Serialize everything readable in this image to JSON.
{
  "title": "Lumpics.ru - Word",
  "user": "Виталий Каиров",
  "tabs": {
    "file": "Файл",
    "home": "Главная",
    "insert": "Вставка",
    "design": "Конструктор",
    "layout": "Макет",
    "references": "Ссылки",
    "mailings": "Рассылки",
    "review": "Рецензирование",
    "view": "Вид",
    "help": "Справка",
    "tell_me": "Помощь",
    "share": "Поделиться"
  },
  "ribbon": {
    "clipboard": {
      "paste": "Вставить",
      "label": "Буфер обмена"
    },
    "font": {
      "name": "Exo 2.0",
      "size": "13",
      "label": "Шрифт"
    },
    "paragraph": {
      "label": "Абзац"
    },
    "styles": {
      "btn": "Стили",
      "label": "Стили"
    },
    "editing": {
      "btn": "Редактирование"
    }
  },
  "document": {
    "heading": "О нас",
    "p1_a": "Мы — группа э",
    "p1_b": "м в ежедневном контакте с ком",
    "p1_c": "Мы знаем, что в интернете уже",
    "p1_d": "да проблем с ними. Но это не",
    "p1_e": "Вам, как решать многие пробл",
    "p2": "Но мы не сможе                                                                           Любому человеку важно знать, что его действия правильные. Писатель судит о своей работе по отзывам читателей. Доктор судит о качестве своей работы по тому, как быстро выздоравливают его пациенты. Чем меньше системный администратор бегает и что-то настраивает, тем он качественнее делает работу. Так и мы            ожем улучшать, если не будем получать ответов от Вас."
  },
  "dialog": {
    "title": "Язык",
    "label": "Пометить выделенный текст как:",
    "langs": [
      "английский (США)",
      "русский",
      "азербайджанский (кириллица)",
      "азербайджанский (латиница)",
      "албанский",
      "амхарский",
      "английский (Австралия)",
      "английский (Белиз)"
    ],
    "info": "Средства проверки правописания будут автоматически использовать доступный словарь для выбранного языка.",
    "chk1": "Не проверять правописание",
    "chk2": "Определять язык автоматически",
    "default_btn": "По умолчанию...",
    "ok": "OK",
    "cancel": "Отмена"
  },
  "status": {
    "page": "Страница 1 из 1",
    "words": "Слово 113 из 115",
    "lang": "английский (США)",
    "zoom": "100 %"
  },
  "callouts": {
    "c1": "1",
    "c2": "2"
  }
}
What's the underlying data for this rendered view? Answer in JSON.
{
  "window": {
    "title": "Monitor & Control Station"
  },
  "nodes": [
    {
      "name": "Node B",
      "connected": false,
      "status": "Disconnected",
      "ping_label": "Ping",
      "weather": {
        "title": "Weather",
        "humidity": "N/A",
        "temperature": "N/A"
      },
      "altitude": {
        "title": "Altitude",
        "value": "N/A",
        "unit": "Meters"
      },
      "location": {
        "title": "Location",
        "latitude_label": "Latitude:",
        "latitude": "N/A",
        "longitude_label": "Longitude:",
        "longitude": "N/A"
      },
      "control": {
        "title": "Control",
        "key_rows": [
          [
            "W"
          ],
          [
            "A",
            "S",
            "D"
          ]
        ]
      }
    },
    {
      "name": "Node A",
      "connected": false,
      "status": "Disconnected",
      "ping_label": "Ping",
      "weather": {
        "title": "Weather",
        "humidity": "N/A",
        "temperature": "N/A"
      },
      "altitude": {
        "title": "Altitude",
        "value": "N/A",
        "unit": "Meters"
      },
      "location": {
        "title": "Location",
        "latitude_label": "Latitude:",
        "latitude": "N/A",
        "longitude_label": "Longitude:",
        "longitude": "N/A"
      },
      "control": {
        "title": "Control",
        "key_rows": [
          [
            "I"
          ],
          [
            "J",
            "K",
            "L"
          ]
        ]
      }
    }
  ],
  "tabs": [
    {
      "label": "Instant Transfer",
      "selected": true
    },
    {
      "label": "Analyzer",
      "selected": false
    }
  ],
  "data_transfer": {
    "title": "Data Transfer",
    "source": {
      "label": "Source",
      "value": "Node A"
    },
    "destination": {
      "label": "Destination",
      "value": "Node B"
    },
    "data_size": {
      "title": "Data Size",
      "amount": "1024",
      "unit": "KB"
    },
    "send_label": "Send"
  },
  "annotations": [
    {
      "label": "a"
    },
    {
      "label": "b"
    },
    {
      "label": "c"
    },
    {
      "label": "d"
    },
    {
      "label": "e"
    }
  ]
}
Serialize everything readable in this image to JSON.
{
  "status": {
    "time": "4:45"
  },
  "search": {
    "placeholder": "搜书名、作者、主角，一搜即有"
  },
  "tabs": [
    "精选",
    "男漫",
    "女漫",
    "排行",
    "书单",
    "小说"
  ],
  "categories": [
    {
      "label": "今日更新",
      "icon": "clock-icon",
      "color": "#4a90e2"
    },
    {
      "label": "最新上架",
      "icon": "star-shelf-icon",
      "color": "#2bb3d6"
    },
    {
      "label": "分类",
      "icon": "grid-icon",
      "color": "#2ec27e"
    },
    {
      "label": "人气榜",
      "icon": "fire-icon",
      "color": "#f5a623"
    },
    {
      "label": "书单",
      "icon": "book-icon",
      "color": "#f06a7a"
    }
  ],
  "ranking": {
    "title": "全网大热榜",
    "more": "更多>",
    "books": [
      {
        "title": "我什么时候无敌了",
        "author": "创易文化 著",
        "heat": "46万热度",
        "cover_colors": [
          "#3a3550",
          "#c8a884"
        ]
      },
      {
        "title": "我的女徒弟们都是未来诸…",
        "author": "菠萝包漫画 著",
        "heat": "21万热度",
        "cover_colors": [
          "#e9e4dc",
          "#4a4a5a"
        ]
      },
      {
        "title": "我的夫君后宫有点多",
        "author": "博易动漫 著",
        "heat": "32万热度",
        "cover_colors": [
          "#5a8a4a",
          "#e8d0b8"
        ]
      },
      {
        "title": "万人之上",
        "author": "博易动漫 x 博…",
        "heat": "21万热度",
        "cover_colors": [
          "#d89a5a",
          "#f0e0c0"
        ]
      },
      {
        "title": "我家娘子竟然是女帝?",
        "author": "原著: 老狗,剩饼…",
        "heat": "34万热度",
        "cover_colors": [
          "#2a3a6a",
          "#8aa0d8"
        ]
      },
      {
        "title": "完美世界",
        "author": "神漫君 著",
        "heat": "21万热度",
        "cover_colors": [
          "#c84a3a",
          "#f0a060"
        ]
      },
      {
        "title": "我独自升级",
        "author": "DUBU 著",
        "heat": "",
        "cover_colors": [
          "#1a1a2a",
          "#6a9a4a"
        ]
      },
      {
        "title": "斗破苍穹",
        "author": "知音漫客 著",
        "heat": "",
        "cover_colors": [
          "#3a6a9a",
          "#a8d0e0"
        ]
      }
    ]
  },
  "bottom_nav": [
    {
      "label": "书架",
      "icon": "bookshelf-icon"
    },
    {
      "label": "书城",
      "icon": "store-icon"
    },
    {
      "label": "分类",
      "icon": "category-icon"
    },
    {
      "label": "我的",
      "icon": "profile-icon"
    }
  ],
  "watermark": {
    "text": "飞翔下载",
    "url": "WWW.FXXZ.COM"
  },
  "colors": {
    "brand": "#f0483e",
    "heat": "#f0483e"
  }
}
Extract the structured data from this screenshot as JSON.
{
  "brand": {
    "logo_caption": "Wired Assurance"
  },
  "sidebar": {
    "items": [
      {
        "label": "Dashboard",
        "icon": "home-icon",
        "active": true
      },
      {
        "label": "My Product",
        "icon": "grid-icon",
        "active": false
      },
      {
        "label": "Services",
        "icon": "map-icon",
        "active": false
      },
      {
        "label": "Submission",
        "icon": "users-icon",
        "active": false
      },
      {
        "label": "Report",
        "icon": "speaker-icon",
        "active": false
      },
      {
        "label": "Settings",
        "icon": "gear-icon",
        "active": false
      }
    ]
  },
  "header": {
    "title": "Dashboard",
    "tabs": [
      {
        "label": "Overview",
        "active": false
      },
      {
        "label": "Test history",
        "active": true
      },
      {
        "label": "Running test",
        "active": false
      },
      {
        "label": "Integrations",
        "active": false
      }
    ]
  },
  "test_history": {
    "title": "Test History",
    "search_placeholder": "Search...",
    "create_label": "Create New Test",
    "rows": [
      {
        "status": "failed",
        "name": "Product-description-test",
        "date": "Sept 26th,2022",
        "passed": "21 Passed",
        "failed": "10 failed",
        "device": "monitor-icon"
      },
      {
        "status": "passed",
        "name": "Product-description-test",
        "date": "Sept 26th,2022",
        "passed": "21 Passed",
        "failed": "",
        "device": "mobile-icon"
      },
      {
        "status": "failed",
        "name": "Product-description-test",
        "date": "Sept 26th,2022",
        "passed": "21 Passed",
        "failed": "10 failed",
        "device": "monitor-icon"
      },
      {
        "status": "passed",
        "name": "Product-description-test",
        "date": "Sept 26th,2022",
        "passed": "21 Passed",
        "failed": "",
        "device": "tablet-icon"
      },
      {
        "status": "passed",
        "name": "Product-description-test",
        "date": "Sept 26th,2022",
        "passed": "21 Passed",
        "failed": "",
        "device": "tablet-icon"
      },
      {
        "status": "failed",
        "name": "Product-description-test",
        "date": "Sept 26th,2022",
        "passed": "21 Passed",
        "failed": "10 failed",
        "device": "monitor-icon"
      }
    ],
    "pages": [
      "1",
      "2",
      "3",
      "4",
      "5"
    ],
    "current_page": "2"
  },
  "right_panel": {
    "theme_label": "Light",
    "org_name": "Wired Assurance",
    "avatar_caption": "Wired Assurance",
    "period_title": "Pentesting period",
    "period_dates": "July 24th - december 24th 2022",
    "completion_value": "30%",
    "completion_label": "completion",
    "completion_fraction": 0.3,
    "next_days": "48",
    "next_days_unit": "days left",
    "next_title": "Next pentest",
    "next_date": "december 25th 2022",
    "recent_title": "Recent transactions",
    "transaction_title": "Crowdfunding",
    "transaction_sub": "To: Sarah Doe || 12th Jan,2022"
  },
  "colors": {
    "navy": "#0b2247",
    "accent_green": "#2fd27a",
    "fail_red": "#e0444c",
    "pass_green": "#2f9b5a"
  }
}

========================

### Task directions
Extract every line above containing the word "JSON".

### Answer space
Serialize everything readable in this image to JSON.
What's the underlying data for this rendered view? Answer in JSON.
Serialize everything readable in this image to JSON.
Extract the structured data from this screenshot as JSON.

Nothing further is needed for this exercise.